Newman has been interested in Safavid Iran, since 1977 when, as a first-year graduate student at the University of California, Los Angeles, searching for a PhD topic, he read Laurence Lockhart’s 1958 description of the well-known Twelver Shi’i scholar Muhammad Baqir Majlisi (d. 1699) as ‘an extremely bigoted mujtahid ’, ‘a rigid and fanatical formalist’, an opponent of all philosophical inquiry and a persecutor of Jews and Armenians.
Echoing the decades’ old judgement of E. G. Browne (d. 1926), Lockhart stated that Majlisi’s influence was such as to render Safavid Iran unable to respond to the attacks which culminated in the fall of the capital of Isfahan to the Afghans in 1722. Although alone the 1982–3 Beirut edition of Bihar al-Anwar, Majlisi’s massive, Arabic-language collection of the hadith of the twelve imams, runs to some 110 volumes, Lockhart’s source for such sweeping characterizations was a single, rather short, essay of Majlisi composed in Persian.
In the process of that research he discovered a dearth of secondary-source works on Twelver Shi’ism and the 1986 Ph.D. became, instead, an examination of developments in Shi’i jurisprudence from the disappearance of the twelfth Imam in 873–4 to the years immediately following the establishment of Twelver Shi’ism as the realm’s official faith following the 1501 capture of Tabriz by the first Safavid Shah, Ismail.

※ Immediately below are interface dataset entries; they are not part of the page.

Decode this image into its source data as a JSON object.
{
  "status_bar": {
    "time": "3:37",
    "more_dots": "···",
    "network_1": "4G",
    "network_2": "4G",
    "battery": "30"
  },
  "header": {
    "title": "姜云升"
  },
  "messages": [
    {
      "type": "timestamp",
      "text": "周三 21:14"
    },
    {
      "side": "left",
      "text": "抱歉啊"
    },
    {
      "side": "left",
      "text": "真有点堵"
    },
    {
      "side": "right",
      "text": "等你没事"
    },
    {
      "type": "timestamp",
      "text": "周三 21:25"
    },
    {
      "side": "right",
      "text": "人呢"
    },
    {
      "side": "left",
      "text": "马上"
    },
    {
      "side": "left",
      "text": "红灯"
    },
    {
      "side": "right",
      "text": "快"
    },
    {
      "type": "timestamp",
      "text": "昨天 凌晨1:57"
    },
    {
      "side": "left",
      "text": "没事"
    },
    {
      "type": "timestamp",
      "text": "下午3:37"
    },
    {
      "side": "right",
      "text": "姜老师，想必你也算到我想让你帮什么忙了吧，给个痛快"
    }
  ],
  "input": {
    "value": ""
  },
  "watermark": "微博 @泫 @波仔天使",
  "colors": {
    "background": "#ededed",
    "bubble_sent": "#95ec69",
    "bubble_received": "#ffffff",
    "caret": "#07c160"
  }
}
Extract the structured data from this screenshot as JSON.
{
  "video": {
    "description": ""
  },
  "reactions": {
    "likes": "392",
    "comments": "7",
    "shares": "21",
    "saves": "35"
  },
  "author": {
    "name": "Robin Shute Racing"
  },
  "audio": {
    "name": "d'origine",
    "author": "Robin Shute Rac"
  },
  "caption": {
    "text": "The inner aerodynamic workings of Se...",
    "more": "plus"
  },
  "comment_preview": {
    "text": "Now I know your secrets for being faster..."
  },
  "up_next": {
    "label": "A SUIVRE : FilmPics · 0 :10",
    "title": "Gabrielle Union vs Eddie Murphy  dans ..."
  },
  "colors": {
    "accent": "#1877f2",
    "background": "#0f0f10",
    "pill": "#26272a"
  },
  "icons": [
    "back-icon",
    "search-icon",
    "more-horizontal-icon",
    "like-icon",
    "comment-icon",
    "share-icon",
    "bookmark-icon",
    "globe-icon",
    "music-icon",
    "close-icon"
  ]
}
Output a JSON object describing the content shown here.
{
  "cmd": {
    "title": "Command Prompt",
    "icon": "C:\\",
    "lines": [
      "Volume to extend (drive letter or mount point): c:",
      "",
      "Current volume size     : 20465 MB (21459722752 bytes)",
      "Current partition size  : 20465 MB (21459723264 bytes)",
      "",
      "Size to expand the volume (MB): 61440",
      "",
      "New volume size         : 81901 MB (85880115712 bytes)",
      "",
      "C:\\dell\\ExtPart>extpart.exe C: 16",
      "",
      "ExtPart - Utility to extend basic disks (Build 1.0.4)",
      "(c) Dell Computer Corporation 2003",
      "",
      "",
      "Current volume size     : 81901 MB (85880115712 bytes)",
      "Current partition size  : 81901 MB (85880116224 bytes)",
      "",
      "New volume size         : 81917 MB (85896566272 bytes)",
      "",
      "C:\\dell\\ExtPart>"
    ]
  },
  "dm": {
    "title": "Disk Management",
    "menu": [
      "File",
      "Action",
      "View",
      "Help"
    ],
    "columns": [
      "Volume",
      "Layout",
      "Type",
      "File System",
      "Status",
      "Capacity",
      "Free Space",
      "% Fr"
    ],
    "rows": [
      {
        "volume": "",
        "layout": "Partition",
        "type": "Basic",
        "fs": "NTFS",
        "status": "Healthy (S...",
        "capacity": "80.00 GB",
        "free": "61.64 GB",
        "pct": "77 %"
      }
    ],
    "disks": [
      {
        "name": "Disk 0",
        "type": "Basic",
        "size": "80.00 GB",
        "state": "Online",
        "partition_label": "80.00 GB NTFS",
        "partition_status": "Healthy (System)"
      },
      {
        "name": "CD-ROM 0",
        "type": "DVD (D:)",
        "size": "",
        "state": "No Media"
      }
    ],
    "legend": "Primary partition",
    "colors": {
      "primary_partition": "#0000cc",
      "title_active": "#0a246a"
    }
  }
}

The present work offers an understanding of the history of Iran under the Safavids, the longest-ruling dynasty in Iran’s history since its conquest by Muslim armies in the 640 s, which differs from that generally accepted to date.
The Safavid story is the story of the growth of its composite constituencies: where from well prior to the capture of Tabriz throughout most of the sixteenth century allied Turk political-military and Tajik administrative interests dominated the project’s political center, Sultan Husayn commanded the recognition of an array of foreign commercial, political and religious interests as well as Turk and non-Turk tribal, Tajik, and Ghulam military, political and administrative and other court elements, and indigenous Muslim, Christian, and foreign artisanal and commercial-political classes.